The following code snippet comes from this page.  

int setNonblocking(int fd)
{
int flags;

/* If they have O_NONBLOCK, use the Posix way to do it */
#if defined(O_NONBLOCK)
/* Fixme: O_NONBLOCK is defined but broken on SunOS 4.1.x and AIX 3.2.5. */
if (-1 == (flags = fcntl(fd, F_GETFL, 0)))
flags = 0;
return fcntl(fd, F_SETFL, flags | O_NONBLOCK);
#else
/* Otherwise, use the old way of doing it */
flags = 1;
return ioctl(fd, FIOBIO, &flags);
#endif
}

 

### send

Reference.  

#include <sys/types.h>
#include <sys/socket.h>

ssize_t send(int sockfd, const void *buf, size_t len, int flags);

ssize_t sendto(int sockfd, const void *buf, size_t len, int flags,

 

The send() call may be used only when the socket is in a connected state (so that the intended recipient is known). The only difference between send() and write(2) is the presence of flags. With a zero flags argument, send() is equivalent to write(2). Also, the following call send(sockfd, buf, len, flags); is equivalent to sendto(sockfd, buf, len, flags, NULL, 0);

If the message is too long to pass atomically through the underlying protocol, the error EMSGSIZE is returned, and the message is not transmitted.

On success, these calls return the number of characters sent.

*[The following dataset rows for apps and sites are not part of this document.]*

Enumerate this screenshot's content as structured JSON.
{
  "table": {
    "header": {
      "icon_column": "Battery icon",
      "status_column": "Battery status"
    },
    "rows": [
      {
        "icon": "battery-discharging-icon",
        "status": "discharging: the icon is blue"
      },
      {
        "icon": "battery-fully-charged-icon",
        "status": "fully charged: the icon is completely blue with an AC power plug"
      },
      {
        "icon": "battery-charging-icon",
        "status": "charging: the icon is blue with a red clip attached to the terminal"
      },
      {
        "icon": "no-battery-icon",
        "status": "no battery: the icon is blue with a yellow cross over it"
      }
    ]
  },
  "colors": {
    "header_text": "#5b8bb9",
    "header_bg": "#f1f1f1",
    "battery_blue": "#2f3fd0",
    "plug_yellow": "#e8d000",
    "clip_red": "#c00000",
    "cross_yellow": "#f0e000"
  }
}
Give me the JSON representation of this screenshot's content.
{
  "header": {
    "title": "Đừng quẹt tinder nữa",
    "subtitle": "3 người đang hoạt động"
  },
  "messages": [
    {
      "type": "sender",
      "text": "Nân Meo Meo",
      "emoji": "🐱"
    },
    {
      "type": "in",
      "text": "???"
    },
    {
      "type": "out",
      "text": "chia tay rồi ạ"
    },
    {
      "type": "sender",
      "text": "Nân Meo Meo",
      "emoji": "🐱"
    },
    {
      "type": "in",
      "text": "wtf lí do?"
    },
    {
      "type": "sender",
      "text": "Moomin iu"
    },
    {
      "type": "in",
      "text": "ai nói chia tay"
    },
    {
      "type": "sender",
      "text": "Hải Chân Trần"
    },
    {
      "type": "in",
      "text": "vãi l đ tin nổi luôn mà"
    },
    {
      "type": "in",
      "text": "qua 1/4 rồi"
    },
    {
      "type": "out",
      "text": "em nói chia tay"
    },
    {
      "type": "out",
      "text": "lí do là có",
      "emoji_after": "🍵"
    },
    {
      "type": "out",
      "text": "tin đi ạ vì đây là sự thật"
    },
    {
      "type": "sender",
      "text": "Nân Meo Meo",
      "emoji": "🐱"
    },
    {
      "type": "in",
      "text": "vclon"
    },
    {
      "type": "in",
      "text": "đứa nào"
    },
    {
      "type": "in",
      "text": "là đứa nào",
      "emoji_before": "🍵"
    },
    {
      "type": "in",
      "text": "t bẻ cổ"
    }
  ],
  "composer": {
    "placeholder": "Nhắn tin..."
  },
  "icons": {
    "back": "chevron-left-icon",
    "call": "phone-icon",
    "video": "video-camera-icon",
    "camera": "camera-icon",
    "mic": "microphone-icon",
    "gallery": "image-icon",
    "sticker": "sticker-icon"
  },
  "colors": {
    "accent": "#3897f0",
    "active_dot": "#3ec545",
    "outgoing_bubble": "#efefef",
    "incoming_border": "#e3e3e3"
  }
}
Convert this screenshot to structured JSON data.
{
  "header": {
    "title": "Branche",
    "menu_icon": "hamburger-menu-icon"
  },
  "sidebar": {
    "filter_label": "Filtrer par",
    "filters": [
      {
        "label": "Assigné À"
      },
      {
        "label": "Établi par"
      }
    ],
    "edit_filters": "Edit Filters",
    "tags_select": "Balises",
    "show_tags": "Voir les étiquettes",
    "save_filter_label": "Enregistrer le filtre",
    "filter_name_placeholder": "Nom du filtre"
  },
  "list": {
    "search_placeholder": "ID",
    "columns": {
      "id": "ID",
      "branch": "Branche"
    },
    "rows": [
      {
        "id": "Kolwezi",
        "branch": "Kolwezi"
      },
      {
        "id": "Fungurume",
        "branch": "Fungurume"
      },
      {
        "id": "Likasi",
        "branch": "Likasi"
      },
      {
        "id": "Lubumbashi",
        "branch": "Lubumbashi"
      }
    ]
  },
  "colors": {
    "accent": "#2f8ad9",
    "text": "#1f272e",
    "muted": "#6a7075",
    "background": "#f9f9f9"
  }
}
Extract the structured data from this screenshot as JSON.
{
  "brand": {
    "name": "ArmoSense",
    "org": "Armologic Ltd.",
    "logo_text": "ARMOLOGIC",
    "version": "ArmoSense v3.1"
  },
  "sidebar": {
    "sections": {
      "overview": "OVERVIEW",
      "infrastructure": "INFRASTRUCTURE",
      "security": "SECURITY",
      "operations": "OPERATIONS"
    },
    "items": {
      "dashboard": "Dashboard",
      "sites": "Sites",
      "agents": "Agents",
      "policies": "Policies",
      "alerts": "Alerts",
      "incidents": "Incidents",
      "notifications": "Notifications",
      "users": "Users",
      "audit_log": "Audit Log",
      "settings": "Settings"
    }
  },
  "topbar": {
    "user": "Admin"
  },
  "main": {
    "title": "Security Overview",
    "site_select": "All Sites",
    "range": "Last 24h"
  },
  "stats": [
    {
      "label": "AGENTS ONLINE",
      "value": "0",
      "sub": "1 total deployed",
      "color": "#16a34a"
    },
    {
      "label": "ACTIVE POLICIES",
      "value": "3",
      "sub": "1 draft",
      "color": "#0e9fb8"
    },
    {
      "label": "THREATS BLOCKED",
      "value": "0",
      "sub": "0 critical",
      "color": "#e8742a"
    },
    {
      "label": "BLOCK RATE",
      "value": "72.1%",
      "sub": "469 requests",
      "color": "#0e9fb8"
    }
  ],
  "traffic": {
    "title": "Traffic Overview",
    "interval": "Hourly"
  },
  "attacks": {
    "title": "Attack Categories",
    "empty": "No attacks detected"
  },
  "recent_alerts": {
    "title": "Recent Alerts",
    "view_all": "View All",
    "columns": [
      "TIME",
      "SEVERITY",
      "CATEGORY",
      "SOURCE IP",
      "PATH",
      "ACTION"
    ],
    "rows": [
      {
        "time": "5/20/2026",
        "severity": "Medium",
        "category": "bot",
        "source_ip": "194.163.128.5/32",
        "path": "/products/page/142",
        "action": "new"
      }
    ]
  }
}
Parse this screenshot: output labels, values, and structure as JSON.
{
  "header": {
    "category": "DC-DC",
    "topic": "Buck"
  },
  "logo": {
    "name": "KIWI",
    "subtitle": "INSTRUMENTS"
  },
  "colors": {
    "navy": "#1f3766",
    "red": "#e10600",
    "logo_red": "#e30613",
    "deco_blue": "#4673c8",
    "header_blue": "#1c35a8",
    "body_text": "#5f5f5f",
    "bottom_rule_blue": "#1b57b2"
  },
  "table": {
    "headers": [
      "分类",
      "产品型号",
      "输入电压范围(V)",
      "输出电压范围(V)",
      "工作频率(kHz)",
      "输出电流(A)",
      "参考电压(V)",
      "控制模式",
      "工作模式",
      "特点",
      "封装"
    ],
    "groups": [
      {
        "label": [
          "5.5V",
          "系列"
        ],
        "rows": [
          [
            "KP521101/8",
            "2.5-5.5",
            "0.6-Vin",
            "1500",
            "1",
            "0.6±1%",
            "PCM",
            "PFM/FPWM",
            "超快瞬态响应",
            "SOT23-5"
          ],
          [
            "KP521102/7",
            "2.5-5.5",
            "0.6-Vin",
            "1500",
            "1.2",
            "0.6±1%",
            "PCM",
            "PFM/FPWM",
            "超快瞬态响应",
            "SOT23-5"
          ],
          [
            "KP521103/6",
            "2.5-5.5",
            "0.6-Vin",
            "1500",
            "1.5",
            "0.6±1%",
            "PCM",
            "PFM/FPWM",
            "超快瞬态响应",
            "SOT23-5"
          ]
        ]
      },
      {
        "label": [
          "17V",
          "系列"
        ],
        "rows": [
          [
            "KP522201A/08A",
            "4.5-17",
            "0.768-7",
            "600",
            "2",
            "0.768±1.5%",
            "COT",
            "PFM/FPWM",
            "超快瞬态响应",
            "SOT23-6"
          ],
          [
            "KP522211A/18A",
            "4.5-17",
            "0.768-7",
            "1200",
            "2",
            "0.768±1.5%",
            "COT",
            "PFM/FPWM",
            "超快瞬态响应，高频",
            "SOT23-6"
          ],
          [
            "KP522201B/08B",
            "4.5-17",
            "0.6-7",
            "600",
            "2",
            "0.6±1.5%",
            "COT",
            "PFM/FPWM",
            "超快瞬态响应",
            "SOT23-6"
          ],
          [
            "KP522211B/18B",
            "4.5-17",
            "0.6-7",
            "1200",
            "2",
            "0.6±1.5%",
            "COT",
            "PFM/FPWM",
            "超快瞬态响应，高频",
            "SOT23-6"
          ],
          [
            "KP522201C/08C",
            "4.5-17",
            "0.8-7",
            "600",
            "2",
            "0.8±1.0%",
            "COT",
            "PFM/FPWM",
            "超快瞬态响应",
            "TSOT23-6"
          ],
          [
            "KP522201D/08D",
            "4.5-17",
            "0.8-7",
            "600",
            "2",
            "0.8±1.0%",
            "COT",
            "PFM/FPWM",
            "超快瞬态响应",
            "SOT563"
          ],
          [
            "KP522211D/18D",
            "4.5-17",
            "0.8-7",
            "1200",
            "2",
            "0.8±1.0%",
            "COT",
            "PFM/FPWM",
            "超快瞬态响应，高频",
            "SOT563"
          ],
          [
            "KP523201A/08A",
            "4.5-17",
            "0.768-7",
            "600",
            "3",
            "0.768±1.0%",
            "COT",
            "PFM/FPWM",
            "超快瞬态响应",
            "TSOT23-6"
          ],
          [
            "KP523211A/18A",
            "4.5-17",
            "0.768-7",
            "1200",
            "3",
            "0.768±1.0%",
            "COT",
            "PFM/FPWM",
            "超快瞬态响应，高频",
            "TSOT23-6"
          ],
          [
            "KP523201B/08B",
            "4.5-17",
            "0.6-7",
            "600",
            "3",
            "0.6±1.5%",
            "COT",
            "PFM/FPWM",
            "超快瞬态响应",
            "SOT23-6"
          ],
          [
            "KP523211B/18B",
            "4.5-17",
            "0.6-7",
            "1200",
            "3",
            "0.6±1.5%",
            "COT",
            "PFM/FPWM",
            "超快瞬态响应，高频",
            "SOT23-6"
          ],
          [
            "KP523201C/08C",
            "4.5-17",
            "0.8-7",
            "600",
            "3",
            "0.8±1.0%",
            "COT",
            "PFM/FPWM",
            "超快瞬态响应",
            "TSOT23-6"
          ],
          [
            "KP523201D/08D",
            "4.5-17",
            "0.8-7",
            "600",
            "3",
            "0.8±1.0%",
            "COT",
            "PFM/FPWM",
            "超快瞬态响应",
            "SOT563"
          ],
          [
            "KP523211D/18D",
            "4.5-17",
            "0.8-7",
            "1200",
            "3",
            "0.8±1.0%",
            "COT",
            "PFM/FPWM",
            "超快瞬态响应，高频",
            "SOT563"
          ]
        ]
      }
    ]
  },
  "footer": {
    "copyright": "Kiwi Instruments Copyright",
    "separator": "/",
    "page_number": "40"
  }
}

On error, -1 is returned, and errno is set appropriately.

##### Buffer size

Look at /proc/sys/net/ipv4/tcp_rmem (for read) and /proc/sys/net/ipv4/tcp_wmem (for write) to see the minimum, default and maximum memory size values (in byte), respectively. There is also /proc/sys/net/core/rmem_default for recv and /proc/sys/net/core/wmem_default for send.

int n;
unsigned int m = sizeof(n);
int fdsocket;
fdsocket = socket(AF_INET,SOCK_DGRAM,IPPROTO_UDP); // example
getsockopt(fdsocket,SOL_SOCKET,SO_RCVBUF,(void *)&n, &m);
// now the variable n will have the socket size

 

### bind

Reference.  

#include <sys/types.h>
#include <sys/socket.h>


 

When a socket is created with socket(2), it exists in a name space (address family) but has no address assigned to it. bind() assigns the address specified by addr to the socket referred to by the file descriptor sockfd. Traditionally, this operation is called “assigning a name to a socket”.

It is normally necessary to assign a local address using bind() before a SOCK_STREAM socket may receive connections (see accept(2)).

# Others

# Check the connection. traceroute rubygems.org

## Protocols

### OSPF

Ref. Open Shortest Path First (OSPF) is a routing protocol for Internet Protocol (IP) networks. It uses a link state routing algorithm and falls into the group of interior routing protocols, operating within a single autonomous system (AS).

# FAQ

 # CentOS: ifconfig en0 | grep "inet " | awk '{ print $2 }' # In .bash_profile: alias wcfip="ifconfig en0 | grep \"inet \" | awk '{ print \$2 }'" # Get external IP: Reference. # the ; means "execute commands sequentially.". # The echo is used to print newline. curl http://ipecho.net/plain; echo # I prefer this one: (if curl fails, don't echo) curl http://ipecho.net/plain && echo 

## Good DNS servers

Why we should always use a public DNS server? Simply put, it is because DNS is not encrypted! Therefore the Man-In-the-Middle can log and conclude your most visited websites and frequently used softwares (since they are going to visit their websites for news and updates).

• Use 3rd-party DNS servers.
If an ISP doesn't have DPI (Deep Packet Inspection) measures in place, you're fairly safe by using a 3rd party DNS. (But China is rich on this...)
• Use ports other than UDP-53 (the DNS default).
• Use DNSCrypt, with local/server proxies.
• However, not much can be done for mobile devices using mobile broadband connections (requires root). They will always use the carrier DNS. DNSCrypt may be a way.

Recommended 3rd-party DNS servers:

• OpenDNS: 208.67.222.222 and 208.67.220.220